Thirdly, Mr Wen also spoke about the challenge of food security, an issue that will become more pressing as the full impact of the drought in the US on world prices become apparent. He suggested a number of measures. China, he said, will propose a joint agricultural ministers' forum in 2013; will make available an emergency food reserve; will set up a special fund for agricultural cooperation; and adopt other measures aimed at supporting increased food production.
Finally, he made clear that China wants to enhance people-to-people relations through cultural exchanges to as he put it “pass on our friendship from generation to generation”. Practically this will mean cooperation in education, culture, media, sports, tourism, airlift and in other fields.
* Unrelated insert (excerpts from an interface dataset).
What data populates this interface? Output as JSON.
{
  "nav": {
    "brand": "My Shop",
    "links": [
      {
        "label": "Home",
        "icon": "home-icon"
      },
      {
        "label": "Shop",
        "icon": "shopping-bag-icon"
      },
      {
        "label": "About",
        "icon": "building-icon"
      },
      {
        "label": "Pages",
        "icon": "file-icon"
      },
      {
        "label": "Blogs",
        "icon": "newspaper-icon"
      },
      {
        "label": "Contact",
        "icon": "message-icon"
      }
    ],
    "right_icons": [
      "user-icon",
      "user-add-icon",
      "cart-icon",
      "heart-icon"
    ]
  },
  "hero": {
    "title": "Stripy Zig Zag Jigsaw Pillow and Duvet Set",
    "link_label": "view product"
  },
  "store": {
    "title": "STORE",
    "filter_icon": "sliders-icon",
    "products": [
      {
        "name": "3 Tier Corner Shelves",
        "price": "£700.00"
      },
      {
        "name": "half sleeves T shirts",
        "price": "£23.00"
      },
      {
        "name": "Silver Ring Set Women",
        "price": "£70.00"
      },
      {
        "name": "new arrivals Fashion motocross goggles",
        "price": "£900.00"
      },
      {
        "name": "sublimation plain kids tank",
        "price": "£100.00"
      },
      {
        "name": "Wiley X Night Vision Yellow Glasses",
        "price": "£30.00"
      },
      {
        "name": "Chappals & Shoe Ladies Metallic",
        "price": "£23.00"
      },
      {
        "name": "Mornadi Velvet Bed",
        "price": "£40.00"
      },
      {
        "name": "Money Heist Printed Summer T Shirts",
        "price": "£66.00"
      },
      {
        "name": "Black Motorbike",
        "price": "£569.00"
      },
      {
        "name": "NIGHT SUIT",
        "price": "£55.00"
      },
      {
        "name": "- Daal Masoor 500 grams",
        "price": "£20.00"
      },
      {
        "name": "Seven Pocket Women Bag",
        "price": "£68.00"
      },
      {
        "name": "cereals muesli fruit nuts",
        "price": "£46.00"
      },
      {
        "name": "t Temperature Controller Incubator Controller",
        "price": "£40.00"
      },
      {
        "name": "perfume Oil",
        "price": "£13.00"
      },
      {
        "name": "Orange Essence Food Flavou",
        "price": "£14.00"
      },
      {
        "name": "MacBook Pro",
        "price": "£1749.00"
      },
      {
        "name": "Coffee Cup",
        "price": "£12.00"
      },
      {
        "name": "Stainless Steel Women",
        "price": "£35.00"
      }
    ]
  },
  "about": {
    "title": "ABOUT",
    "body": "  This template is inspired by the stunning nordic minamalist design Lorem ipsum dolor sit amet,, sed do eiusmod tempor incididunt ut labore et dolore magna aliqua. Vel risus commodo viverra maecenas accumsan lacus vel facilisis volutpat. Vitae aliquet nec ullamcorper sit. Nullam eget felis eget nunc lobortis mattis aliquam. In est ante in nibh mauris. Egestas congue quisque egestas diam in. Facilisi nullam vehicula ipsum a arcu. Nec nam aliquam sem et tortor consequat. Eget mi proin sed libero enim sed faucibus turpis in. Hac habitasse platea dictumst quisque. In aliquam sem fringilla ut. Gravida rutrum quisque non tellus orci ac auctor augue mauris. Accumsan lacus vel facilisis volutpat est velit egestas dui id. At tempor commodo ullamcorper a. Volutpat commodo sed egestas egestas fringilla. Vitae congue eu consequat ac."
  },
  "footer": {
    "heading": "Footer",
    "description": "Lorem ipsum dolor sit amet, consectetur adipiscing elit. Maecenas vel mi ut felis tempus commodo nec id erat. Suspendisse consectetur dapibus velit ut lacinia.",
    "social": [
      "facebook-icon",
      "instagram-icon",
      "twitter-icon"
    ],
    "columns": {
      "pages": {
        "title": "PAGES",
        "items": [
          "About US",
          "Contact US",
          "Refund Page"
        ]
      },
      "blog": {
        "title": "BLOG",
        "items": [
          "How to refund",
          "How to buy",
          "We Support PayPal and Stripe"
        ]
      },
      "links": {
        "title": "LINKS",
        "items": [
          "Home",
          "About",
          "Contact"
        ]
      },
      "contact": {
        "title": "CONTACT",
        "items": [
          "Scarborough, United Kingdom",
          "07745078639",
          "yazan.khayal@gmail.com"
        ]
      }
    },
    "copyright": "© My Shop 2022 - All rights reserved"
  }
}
Mr Wen spoke throughout about Latin America and the Caribbean as a single strategic entity, making clear that China wishes to significantly deepen its association.
What is being proposed implies ties that go far beyond present levels of investment, trade and development assistance. It suggests the need for deeper public engagement with the ways in which Governments intend re- balancing traditional and newer relationships as political, economic and development ties with China grow. It may also require consideration of the extent to which China’s closer involvement with nations in seas near to the US might affect the thinking of future US Administrations; resolution of Cariforum and Caricom’s divided relationship between China and Taiwan; determination of the balance between economic necessity and philosophy in a deeper relationship; and a focus on the social, economic and cultural effect of a more fundamental relationship.
There can be little doubt that China has an important future role in the Caribbean and shares much of the regions thinking. A further column will consider in more detail the implications of these issues.
For now, however, the remarks of China’s Premier, Wen Jiabao, provide some clarity as to what it is that China hopes for in a deeper relationship with the Caribbean and with Latin America.
*Wen Jiabao’s remarks ‘Trusted Friends Forever’ can be read in full at http://english.gov.cn/2012-06/27/content_2171455.htm
David Jessop is the Director of the Caribbean Council and can be contacted at firstname.lastname@example.org
Previous columns can be found at www.caribbean-council.org